"And then somebody snatched your hat off your head," Amdeen says. "And that's the point where ... something kind of snapped inside of me because I wear a Muslim hijab, and I've been in situations where people have tried to snatch it off my head. And I rushed towards you and I just started screaming 'Leave him alone! Give me that back!' "

Though Amdeen was unsuccessful in retrieving the hat, Weidknecht says he was grateful that she stepped in to defend him.

"I don't think we could be any further apart as people, and yet, it was just kinda like this common 'that's not OK' moment," Weidknecht says.

Police arrested one person involved in the altercation with Weidknecht. Others were also arrested at the rally for other offenses, though for the most part, the protest were peaceful.

"You are genuinely the only Muslim person I know. It's not that I've actively avoided, it's just, I've just never been in the position where I can interact for an extended period of time," Weidknecht says.

Up until meeting Amdeen, Weidknecht says his view of the Muslim community was influenced by news articles.

"I feel like a lot of times in the media you don't see the normal Muslims, the ones who listen to classic rock, like I do. You don't meet that Muslim," Amdeen says.

In One Small Step interviews, StoryCorps encourages people with differing political views to learn about the person behind the political label, and so Weidknecht asks her to tell him about herself.

"I was born in Baghdad, Iraq. I moved to the U.S. when I was 10 years old," she says. "Being a Muslim girl, I stood out in almost every single way that you can, in middle school, the worst time to stand out."

Weidknecht says that having been home-schooled, he can relate.

"It was a vastly different experience [than most people]. Socially, I didn't have I guess as many friends as most people would," he says.

He says he has lost friends since the election because of some of his political views. "So I hope that I can be the reason that someone decides to talk to someone as opposed to just cutting them out of their life, or blocking them on Twitter," he says.

"I'd like for this to encourage other people to engage in more conversations with people that you don't agree with," Amdeen says.

"That's what it is all about," Weidknecht says. "I'm so glad I wasn't the only one who felt like that."

Audio produced for Morning Edition by Kelly Moffitt.

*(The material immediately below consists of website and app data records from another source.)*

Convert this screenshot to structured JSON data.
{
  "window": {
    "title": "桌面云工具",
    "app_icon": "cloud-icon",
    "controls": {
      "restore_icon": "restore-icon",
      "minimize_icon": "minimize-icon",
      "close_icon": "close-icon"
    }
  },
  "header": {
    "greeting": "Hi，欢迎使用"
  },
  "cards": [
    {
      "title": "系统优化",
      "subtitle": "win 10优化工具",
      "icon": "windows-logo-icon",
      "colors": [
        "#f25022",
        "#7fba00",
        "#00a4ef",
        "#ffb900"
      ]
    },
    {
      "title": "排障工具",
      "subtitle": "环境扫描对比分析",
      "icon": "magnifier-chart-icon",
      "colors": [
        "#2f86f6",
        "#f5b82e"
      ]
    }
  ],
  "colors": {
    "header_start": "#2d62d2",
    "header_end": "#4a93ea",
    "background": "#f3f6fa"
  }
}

StoryCorps is a national nonprofit that gives people the chance to interview friends and loved ones about their lives. These conversations are archived at the American Folklife Center at the Library of Congress, allowing participants to leave a legacy for future generations. Learn more, including how to interview someone in your life, at StoryCorps.org.

Correction Sept. 28, 2018

A previous photo caption misspelled Joseph Weidknecht's last name as Weidnecht.